Cumulus EEG Headset
STUDIO / DESIGNER
Healthcare & Medical Products
Terence Kealy (Industrial Designer), Sara Urasini (Industrial Wearables Designer), Eugene Canavan (Human Factors Expert), Bryan Murphy (Mechanical Engineer) Glyn Griffiths (Electronics Engineer) Eoin McNally (Industrial Designer), Ian McCullough (Cumulus Neuroscience Team), Giedrė Kaktytė (Cumulus Neuroscience Team), Mark Armstrong (Cumulus Neuroscience Team), Brian Murphy (Cumulus Neuroscience Team)
Design Challenge and Design Ideas

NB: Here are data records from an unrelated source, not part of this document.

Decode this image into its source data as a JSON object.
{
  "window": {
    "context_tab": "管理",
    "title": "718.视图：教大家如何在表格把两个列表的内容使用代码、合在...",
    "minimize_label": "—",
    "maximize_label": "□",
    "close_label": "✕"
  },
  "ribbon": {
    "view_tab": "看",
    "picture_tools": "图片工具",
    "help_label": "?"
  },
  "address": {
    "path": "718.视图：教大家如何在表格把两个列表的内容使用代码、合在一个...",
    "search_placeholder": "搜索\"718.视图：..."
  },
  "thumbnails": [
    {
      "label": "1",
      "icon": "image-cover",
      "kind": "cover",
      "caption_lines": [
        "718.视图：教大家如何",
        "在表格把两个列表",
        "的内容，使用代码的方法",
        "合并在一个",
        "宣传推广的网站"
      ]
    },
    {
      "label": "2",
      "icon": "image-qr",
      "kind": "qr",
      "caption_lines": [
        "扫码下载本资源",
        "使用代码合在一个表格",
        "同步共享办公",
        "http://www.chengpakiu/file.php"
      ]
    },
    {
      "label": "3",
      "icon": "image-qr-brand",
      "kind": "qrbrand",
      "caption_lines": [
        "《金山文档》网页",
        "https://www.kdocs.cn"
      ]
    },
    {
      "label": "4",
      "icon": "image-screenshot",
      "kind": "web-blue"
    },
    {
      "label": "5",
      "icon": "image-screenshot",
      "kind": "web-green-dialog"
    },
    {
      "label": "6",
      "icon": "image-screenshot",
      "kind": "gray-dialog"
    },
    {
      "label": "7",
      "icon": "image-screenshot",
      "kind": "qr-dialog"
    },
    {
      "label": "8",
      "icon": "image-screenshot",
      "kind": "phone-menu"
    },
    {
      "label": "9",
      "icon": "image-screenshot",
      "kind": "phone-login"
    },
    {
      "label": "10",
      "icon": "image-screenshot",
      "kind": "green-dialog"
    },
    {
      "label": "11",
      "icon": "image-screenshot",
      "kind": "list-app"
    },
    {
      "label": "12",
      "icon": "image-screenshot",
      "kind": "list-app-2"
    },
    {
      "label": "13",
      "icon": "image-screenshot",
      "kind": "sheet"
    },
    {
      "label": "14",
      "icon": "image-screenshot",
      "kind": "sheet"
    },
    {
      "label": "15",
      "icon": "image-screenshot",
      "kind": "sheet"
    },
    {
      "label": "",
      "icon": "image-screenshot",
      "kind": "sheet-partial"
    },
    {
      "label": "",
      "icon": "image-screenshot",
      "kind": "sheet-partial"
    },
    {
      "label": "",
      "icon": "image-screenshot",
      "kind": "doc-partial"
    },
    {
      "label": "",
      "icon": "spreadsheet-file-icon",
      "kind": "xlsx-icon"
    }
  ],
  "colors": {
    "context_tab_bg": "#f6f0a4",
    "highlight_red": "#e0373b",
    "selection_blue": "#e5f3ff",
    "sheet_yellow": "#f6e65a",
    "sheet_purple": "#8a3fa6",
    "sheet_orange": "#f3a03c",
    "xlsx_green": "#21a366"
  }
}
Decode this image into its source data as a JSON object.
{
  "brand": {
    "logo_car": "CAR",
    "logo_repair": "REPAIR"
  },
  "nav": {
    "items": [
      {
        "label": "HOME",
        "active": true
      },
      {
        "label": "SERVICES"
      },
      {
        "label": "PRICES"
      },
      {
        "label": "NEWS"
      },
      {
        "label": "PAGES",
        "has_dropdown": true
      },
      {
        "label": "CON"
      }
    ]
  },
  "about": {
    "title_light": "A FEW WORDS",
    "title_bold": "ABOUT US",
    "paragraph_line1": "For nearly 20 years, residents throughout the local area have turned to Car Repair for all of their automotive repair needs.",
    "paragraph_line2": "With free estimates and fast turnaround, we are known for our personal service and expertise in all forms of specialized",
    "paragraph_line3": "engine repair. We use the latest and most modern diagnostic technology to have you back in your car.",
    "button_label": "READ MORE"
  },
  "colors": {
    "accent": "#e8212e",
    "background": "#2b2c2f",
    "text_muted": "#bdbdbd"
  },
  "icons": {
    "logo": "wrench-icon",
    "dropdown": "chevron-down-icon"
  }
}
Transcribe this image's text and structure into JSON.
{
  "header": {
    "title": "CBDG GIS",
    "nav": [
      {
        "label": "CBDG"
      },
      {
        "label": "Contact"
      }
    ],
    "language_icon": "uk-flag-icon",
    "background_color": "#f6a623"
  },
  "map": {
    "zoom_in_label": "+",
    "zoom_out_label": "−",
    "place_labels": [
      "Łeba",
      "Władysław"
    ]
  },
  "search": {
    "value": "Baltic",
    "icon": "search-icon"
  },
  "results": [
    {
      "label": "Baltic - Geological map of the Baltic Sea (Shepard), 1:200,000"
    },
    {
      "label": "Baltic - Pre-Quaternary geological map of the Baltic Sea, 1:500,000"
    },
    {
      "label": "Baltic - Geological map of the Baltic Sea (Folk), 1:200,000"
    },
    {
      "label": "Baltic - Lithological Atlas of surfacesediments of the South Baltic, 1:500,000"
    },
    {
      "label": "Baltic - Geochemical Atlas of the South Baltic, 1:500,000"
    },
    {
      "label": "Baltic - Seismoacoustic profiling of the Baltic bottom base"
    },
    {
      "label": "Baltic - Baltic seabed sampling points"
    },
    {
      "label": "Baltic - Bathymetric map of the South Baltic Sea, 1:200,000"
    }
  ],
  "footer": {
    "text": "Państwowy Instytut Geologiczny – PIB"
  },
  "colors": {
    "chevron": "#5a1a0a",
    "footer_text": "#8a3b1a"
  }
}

How might we revolutionise clinical trials in neurodegenerative and neuropsychiatric diseases? Brain disorders, such as dementia and Parkinson’s disease, are a growing global challenge, but drug discovery and management of these Central nervous system (CNS) diseases are hampered by late diagnosis, poor stratification and difficulty in monitoring patients. With the ambition to develop faster, more effective tools to help solve the biggest healthcare challenges in those areas, the team set out to bring a medical grade EEG (recording of brain activity) monitoring platform to the home.
Lab-based headsets that offer EEG monitoring tend to have many heavy wires and cables in a cumbersome form in an effort to maximise their resolution. Cumulus aims to achieve lab-based resolution in a format that can be brought into the home and worn comfortably providing a unique combination of accuracy and accessibility.
How the brief was fulfilled
Making sure the 16 electrodes fitted to specific points of the head was challenging. We worked with a combination of real people and 3D scanned data of various head shapes and sizes to provide precise connection of the 16 electrodes to specific points of people’s heads. Through iterative prototyping, we devised a sizing strategy that would fit up to 98% of head sizes and shapes and developed an adjustability system within the headset to get that perfect fit.
It was important to optimise the electrodes functionality and comfort, regardless of head size, shape, or hair. Exploring various combinations of materials, profile and connection methods, the team designed a new innovative electrode solution. This process achieved robust contact across all sensors ensuring accuracy of the data. Proprietary AI-powered analytics then automatically evaluate the rich multi-dimensional data to rapidly generate meaningful insights for clinical trials.
Our aim was to create a solution that removed any friction and increased the likelihood of long-term engagement. To make the product more inviting, it takes cues from the garment industry as opposed to the medical or tech industry, hiding the advanced technology and giving users peace of mind. Soft, fabric cushioning makes it cosier to wear. Fabric and foams were selected that provided stretch for fit, foldability for optimal transport yet held their shape for easy wearability. Water resistant finishes on fabric were also explored to improve cleanliness and longevity.
Another challenge we faced was designing a solution suitable for larger scale manufacturing. After an intense research and development period with the client and technology partners, we came up with a solution to manage the wiring in a way that it can be easily manufactured. This significantly reduced the cost of making the headset and provides a neater solution aesthetically.
Sustainability principles influenced the design of the Cumulus headset. The wearable allows removal of the electrical parts from the textiles. That means it can be disinfected between participants in a clinical trial, and if anything breaks the whole headset doesn’t need replacing. This reduces the amount of waste produced and allows for reusability of high-cost parts.
Some technology needs to concealed within an approachable and human interaction. This seems like a winner."